It’s a special “where are you now?” season at Ask a Manager, when I’m running updates from people who had their letters here answered in the past. Here are three updates from past letter-writers.
Hi! I was the work-life balance question asker in the podcast. Re-listening to my question, I am reminded of how exhausted and worn out I was, and the commenters could hear it too. But I’m so happy to share a great update!
After a year of intermittently looking for a new job (only as work allowed), I was able to use my network and your cover letter advice (my boss’s direct quote: “I am blown away by your cover letter!”) to land a new job that I’m beyond excited about, with a non-profit whose mission I’m very passionate about. I was direct in my interview about needing a better work life balance, and explicit that I have school aged kids and not being able to devote enough time to them was a big part of why I wanted to leave my prior position. I felt comfortable mentioning my kids because I knew my interviewer- now my boss- also has school aged kids; he is a former client of mine and we had worked together pretty closely in the past. They were quick to assure me multiple times that they take work life balance very seriously.
I’m just finishing my second week, and while COVID has made things even busier in my area than they presumably were before I was hired, I feel absolutely comfortable closing my laptop at an hour that feels shockingly early to me every evening, and not checking it again until the next morning. And the volume of emails received overnight suggests the rest of the organization works similarly.
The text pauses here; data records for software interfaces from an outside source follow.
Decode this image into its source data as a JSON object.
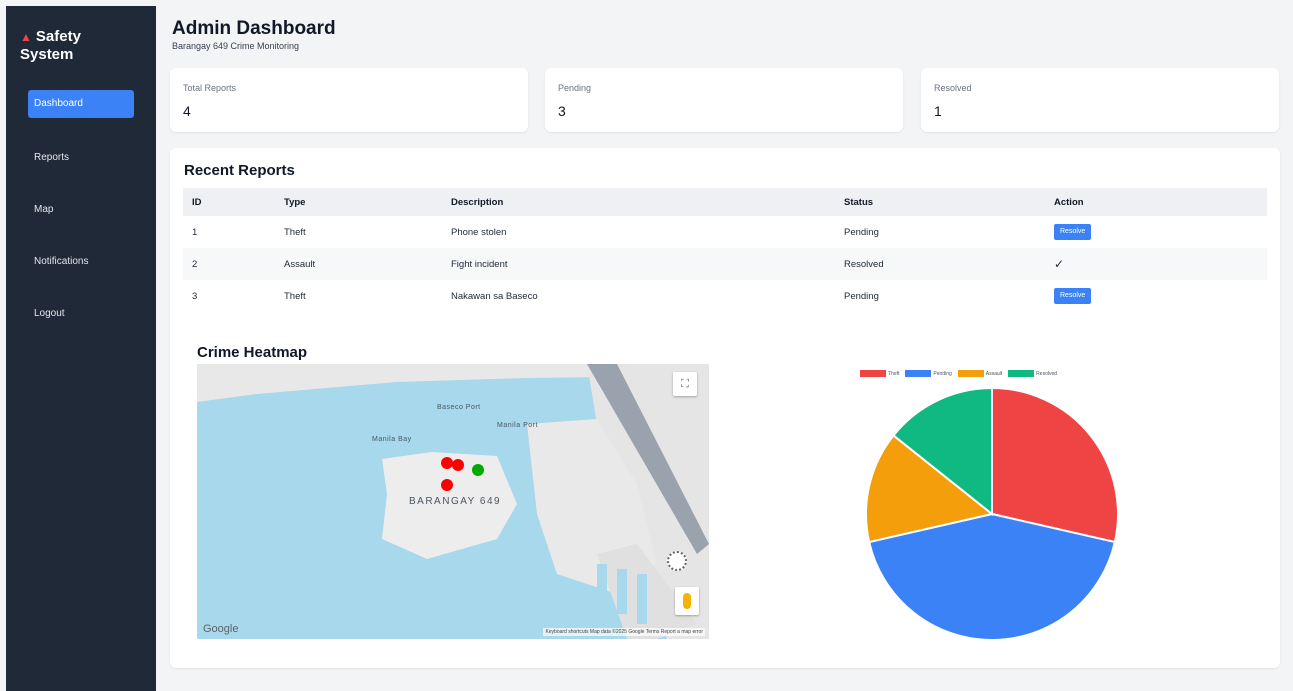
{
  "sidebar": {
    "brand_icon": "siren-icon",
    "brand_line1": "Safety",
    "brand_line2": "System",
    "items": [
      {
        "label": "Dashboard"
      },
      {
        "label": "Reports"
      },
      {
        "label": "Map"
      },
      {
        "label": "Notifications"
      },
      {
        "label": "Logout"
      }
    ]
  },
  "header": {
    "title": "Admin Dashboard",
    "subtitle": "Barangay 649 Crime Monitoring"
  },
  "stats": [
    {
      "label": "Total Reports",
      "value": "4"
    },
    {
      "label": "Pending",
      "value": "3"
    },
    {
      "label": "Resolved",
      "value": "1"
    }
  ],
  "reports": {
    "title": "Recent Reports",
    "columns": [
      "ID",
      "Type",
      "Description",
      "Status",
      "Action"
    ],
    "rows": [
      {
        "id": "1",
        "type": "Theft",
        "description": "Phone stolen",
        "status": "Pending",
        "action": "Resolve"
      },
      {
        "id": "2",
        "type": "Assault",
        "description": "Fight incident",
        "status": "Resolved",
        "action": "✓"
      },
      {
        "id": "3",
        "type": "Theft",
        "description": "Nakawan sa Baseco",
        "status": "Pending",
        "action": "Resolve"
      }
    ]
  },
  "heatmap": {
    "title": "Crime Heatmap",
    "area_label": "BARANGAY 649",
    "labels": [
      "Manila Port",
      "Baseco Port",
      "Manila Bay"
    ],
    "attribution": "Google",
    "footer": "Keyboard shortcuts   Map data ©2025 Google   Terms   Report a map error",
    "markers": [
      {
        "color": "#ff0000"
      },
      {
        "color": "#ff0000"
      },
      {
        "color": "#ff0000"
      },
      {
        "color": "#00aa00"
      }
    ]
  },
  "chart_data": {
    "type": "pie",
    "legend": [
      "Theft",
      "Pending",
      "Assault",
      "Resolved"
    ],
    "values": [
      2,
      3,
      1,
      1
    ],
    "colors": [
      "#ef4444",
      "#3b82f6",
      "#f59e0b",
      "#10b981"
    ],
    "legend_position": "top"
  }
}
I know you can’t know if something is a dream job until you’re in it, but my colleagues are great, the mission is awesome, the pay is good- even at a non-profit!- and the work is completely the direction I’d hoped to go, with work life balance included. I’m beyond lucky. Your cover letter and interviewing advice was invaluable, as were your thoughts on how to frame my need for better balance. Thank you for your site. It’s helped me many times.
2. Client is pushing religion on me (#2 at the link)
I was the one who had the client who kept asking if I’d accepted Jesus as my personal Lord and Savior. I took in your advice, advice from my boss, and from the commenters, and was prepared to state clearly the next time that it was an inappropriate thing for me to talk about…but there was no next time. She didn’t bring it up again at all, and she’s now received the assistance she needed, and thus will not be coming back to our office again.
Part of what helped, I think, was that as the number of people we were trying to help grew, we had to reconfigure how we engaged with them. Though I’m the only one who could do certain functions, we delegated information sharing tasks to other colleagues (as my calling 40 people at a time was just not practical, especially with some major language barriers in many cases.) It made me realize that, even within the constraints we were working within, there were still ways to share the load after all!
Bombastic Coworker is gone. I was reminded of my letter a few days ago and decided to look her up. Sure enough a search for Cersei comes back with “No employees by that name found.”
As for why I decided to look her up, well sure enough I have a new person on my team that acts in much the same way. I’m so glad that I wrote you the first time because I’ve gone back to the letter to reread the advice as I struggle to deal with my new bombastic coworker. I’m a regular team member and she’s one of two team leads, so once again I’m not in much of a position to change anything. While I am taking the sit back and watch it unfold route, I have privately approached our manager and the other team lead with my concerns, and they’re working with the new coworker on that.
Also to all the people who cautioned me about disclosing things like personal financial troubles to my coworkers, I have taken the advice into consideration and it’s turned out to be both right and wrong. While I’ve only ever gone into detailed specifics with my manager and my closest work friend (we’ve become close enough that I don’t even consider her just a work friend) I’ve found a very open and sharing environment for that sort of thing in my workplace. In fact, it’s quite natural to bring it up as we work in that type of financial solutions, so it would be kind of like going out of your way to not talk about political views while working on a campaign team. We all support each other and often use our personal stories as a way to refer people to our products and solutions. I think my end of year numbers would be cut in half if I didn’t talk about it at work.
Once again, Alison, I thank you for responding, and thank you to the commenters for teaching me that this won’t be the last Cersei I have to deal with, and how to deal with any new one that may arise.